Ann: What is your work?
Joe: Oh, I'm, ah, in the selling game.
Ann: Really? How interesting. What do you sell?
Joe: Fertilizer. Chemicals. You know, chemicals. Stuff like that.
When Irving arrives, he repeatedly tries to mention that Ann is a "ringer" for the Princess, but Joe blocks him by kicking him under the table, dumping a drink in his lap, and finally by knocking his chair over. When Joe gets Irving away for a few moments, he tells his photographer friend about Anya Smith's ("Smitty's") real identity and the promise of five grand (including a percentage of the take if there are pictures): "She doesn't know who I am or what I do. Look Irving, this is my story. I dug it up. I've got to protect it...Your tintypes are gonna make this little epic twice as valuable...You're in for twenty-five percent of the take." Then, he asks his friend to loan him thirty thousand lira ("that's fifty bucks") so that he can entertain the Princess for the rest of the day.

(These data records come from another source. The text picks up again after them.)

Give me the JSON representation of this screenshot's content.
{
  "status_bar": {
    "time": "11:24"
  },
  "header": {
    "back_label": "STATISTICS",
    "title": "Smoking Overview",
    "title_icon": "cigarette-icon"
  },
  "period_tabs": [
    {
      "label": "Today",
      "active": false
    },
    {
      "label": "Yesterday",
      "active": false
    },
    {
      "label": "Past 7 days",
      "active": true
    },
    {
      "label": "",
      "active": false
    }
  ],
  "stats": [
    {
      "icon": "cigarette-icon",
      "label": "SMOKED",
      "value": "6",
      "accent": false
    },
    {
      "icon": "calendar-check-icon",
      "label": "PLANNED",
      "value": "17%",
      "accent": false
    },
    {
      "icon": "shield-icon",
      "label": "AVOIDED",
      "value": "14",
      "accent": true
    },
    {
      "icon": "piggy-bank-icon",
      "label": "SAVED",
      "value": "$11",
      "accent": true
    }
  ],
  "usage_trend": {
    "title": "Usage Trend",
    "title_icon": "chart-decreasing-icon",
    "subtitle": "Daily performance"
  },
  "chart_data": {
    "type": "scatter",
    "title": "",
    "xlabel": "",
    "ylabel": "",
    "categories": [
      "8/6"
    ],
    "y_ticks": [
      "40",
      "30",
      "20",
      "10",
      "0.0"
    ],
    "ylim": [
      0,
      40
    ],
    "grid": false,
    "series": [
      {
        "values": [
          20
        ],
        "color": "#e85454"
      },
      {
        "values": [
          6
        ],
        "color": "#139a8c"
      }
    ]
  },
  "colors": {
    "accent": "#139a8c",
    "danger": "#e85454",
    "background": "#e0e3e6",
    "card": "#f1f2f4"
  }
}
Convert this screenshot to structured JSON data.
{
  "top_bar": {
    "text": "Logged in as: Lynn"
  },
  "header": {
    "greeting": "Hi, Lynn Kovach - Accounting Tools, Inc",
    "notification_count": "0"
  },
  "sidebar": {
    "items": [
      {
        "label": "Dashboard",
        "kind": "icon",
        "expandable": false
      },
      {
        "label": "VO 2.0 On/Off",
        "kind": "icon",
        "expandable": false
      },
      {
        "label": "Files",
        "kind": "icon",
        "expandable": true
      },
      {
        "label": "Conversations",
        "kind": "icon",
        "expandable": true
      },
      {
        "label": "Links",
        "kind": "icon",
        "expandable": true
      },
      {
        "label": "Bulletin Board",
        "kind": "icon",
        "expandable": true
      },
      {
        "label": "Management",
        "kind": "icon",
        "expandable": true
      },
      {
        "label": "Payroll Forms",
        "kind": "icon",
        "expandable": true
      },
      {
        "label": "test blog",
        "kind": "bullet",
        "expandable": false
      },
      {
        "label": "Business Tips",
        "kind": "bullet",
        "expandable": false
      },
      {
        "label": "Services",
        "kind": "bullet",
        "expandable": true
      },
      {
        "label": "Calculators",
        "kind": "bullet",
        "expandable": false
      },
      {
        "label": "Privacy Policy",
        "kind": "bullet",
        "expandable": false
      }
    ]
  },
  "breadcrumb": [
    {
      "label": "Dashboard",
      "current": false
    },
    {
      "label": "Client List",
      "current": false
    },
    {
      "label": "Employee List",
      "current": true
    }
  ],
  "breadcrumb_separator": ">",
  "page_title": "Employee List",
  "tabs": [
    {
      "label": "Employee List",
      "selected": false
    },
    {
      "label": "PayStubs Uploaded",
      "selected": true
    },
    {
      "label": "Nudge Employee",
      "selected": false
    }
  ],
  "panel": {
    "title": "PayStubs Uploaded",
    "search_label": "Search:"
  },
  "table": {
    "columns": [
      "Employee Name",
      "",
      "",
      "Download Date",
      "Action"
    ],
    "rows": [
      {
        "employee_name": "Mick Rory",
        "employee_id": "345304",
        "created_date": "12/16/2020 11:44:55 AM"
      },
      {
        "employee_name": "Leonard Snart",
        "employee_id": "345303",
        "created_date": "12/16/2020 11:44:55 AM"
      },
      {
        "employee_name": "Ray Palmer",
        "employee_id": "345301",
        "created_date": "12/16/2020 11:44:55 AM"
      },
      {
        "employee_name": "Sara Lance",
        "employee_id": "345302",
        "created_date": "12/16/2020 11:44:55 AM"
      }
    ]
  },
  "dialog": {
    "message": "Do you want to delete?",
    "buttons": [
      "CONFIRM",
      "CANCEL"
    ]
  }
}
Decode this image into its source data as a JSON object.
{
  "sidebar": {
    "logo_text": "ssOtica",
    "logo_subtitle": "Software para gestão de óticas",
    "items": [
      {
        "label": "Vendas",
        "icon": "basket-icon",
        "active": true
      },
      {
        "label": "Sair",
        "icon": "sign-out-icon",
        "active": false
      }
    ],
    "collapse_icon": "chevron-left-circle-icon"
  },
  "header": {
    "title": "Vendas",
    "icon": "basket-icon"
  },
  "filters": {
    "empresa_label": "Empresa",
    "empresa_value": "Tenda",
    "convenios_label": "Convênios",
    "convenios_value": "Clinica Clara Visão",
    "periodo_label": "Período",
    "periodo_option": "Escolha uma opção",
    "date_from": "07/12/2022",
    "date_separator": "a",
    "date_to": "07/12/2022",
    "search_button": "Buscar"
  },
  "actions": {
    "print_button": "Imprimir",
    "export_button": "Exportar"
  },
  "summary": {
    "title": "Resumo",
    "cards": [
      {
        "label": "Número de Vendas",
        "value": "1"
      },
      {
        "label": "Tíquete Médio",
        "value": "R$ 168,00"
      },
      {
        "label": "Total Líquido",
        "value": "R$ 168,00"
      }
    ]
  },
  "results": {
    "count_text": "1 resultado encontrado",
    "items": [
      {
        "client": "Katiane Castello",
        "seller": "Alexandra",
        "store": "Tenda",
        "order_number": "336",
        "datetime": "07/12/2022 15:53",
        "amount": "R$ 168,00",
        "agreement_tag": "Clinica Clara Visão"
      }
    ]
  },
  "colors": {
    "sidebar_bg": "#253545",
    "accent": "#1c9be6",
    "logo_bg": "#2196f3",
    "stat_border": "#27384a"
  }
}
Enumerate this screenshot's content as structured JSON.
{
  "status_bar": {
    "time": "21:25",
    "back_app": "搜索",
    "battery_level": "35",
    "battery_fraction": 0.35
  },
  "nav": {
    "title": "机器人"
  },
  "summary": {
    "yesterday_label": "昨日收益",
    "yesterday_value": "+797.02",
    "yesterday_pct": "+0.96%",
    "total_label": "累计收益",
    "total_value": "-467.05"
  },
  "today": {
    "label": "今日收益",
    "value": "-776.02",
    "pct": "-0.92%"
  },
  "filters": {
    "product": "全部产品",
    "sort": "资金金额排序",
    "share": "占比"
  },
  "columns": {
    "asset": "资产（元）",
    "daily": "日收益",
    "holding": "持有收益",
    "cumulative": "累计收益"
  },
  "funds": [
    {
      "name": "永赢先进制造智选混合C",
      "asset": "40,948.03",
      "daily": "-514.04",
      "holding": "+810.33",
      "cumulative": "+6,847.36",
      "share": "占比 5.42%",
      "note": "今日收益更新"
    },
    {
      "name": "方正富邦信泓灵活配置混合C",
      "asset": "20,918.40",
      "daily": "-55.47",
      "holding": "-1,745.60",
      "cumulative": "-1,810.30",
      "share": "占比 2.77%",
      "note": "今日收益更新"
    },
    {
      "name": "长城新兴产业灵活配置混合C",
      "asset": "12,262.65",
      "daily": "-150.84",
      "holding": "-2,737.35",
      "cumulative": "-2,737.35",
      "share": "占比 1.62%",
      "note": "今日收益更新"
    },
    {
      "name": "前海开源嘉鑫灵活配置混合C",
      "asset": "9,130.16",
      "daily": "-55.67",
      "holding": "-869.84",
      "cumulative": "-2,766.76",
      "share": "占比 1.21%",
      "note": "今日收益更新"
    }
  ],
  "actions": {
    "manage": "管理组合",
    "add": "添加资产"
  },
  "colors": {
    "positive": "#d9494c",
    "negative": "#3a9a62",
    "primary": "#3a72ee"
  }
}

Ann smokes her "very first" cigarette, while Irving surreptitiously takes pictures of her with his hidden-camera cigarette lighter. Meanwhile, "plain-clothes" men are retained to search the city for the missing princess, as Joe, Ann, and Irving begin their carefree tour of the city on a "fun schedule." She rides on the back of Joe's motorcycle to see the famous sights, including the ruins of the Coliseum. After Ann recklessly drives them through the streets, they are arrested by the polizia but released after Joe's clever alibi: "Going to church to get married on a scooter." Ann brags about her own deceitfulness:
Ann: I'm a good liar too, aren't I, Mr. Bradley?
Joe: The best I ever met.
In a memorable scene, Joe shows the Princess a sculpture which he names 'The Mouth of Truth.' He tests the legend with her:
Joe: The Mouth of Truth. Legend is that if you're given to lying, you put your hand in there, it'll be bitten off.
Ann: Oh, what a hard idea.
Joe: Let's see you do it.
Ann: (she nervously moves her hand toward the mouth, but then pulls back) Let's see you do it!
Joe scares the Princess into believing he has lost his hand inside the sculpture's mouth. Later during her guided tour, they visit a wall covered with inscriptions:
Joe: Each one represents a wish fulfilled. It all started during the war. There was an air raid, right out here. A man with his four children was caught in the street. They ran over against the wall, right there, for shelter and prayed for safety. Bombs fell very close, but no one was hurt. Later on, the man came back and put up the first of these tablets. Since then, it's become a sort of a shirine. People come and whenever their wishes are granted, they put up another one of these little plaques.
Ann: Lovely story.
Joe: Read some of the inscriptions. (Ann moves closer toward the wall) Make a wish? (Ann nods). Tell the doctor?
Ann: (declining) Anyway, the chances of it being granted are very slight.
Ann suggests going dancing that evening on a barge down by Sant' Angelo on the Tiber River, where she was invited to meet the salon barber:
Ann: At midnight, I'll turn into a pumpkin and drive away in my glass slipper.
Joe: And that will be the end of the fairy tale.